What to do » Every line of the listing belongs in your answer exactly as written; the images do not.
START Source data
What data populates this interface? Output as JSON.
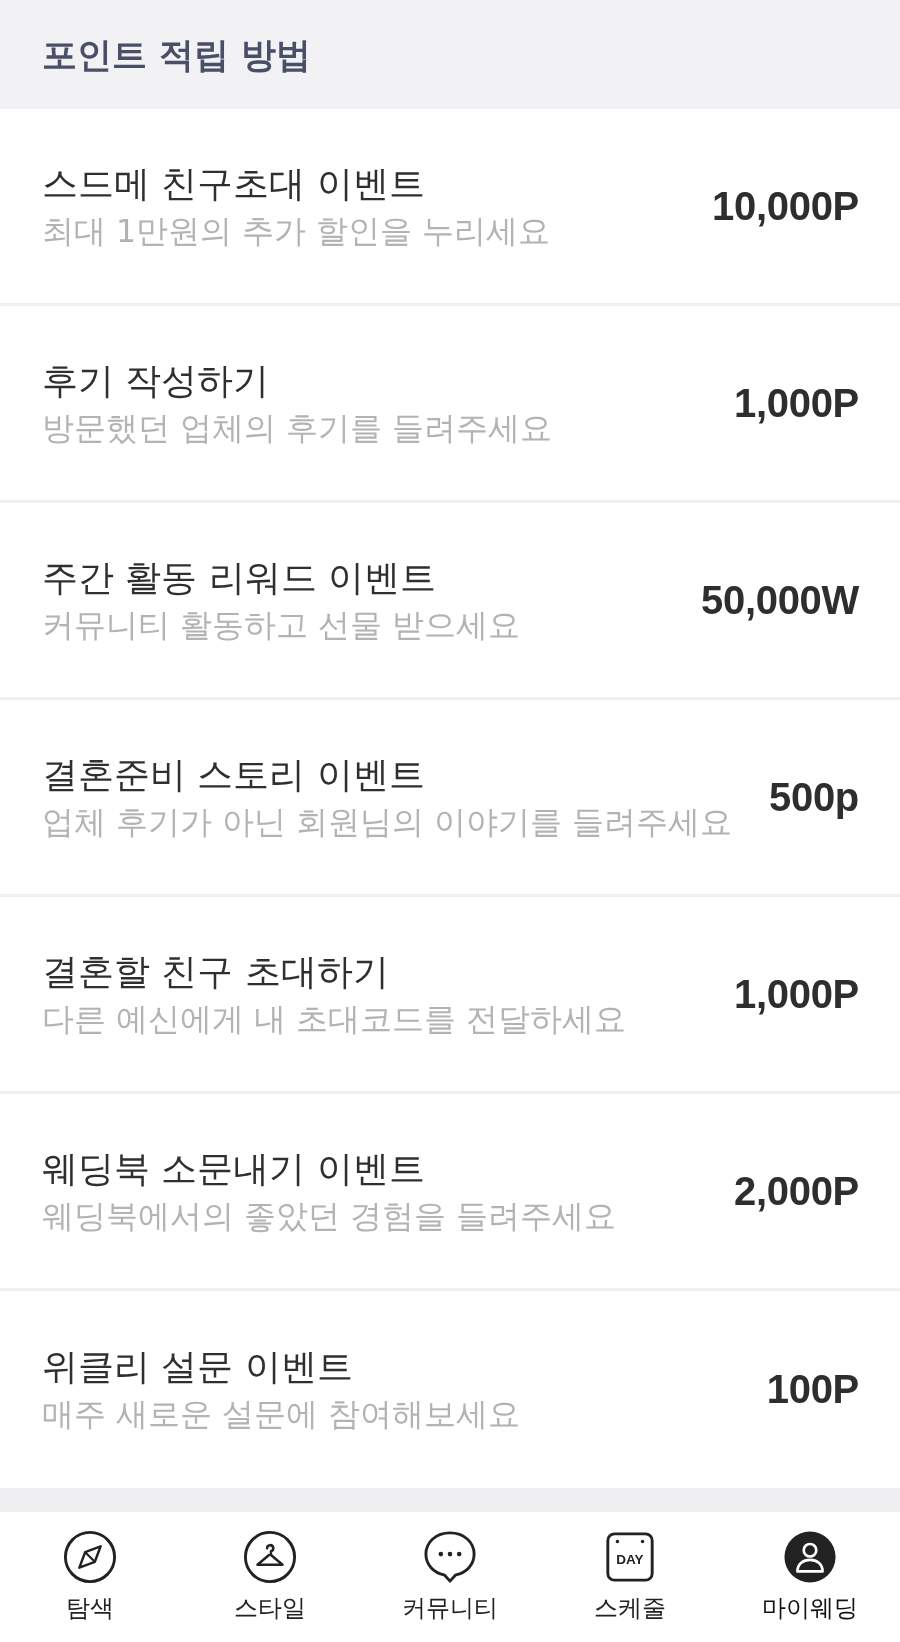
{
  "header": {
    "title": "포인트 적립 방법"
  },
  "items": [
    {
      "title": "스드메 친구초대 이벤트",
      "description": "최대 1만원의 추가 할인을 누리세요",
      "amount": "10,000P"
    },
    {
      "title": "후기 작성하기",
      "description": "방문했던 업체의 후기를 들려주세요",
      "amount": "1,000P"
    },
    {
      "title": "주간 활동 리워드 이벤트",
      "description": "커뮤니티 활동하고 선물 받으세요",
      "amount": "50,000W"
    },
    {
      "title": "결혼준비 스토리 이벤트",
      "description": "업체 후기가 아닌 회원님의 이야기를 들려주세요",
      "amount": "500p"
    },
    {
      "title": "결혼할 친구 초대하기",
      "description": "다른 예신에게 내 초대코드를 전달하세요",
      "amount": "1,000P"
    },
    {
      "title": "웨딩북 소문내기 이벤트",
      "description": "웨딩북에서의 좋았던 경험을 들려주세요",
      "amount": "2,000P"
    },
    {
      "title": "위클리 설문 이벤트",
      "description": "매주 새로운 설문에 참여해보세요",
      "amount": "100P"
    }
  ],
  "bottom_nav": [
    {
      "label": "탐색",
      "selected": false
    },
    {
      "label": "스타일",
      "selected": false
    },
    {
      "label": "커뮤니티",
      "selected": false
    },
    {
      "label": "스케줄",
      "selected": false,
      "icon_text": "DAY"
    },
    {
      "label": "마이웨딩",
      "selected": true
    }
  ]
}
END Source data
Solution for this task »
What data populates this interface? Output as JSON.
{
  "header": {
    "title": "포인트 적립 방법"
  },
  "items": [
    {
      "title": "스드메 친구초대 이벤트",
      "description": "최대 1만원의 추가 할인을 누리세요",
      "amount": "10,000P"
    },
    {
      "title": "후기 작성하기",
      "description": "방문했던 업체의 후기를 들려주세요",
      "amount": "1,000P"
    },
    {
      "title": "주간 활동 리워드 이벤트",
      "description": "커뮤니티 활동하고 선물 받으세요",
      "amount": "50,000W"
    },
    {
      "title": "결혼준비 스토리 이벤트",
      "description": "업체 후기가 아닌 회원님의 이야기를 들려주세요",
      "amount": "500p"
    },
    {
      "title": "결혼할 친구 초대하기",
      "description": "다른 예신에게 내 초대코드를 전달하세요",
      "amount": "1,000P"
    },
    {
      "title": "웨딩북 소문내기 이벤트",
      "description": "웨딩북에서의 좋았던 경험을 들려주세요",
      "amount": "2,000P"
    },
    {
      "title": "위클리 설문 이벤트",
      "description": "매주 새로운 설문에 참여해보세요",
      "amount": "100P"
    }
  ],
  "bottom_nav": [
    {
      "label": "탐색",
      "selected": false
    },
    {
      "label": "스타일",
      "selected": false
    },
    {
      "label": "커뮤니티",
      "selected": false
    },
    {
      "label": "스케줄",
      "selected": false,
      "icon_text": "DAY"
    },
    {
      "label": "마이웨딩",
      "selected": true
    }
  ]
}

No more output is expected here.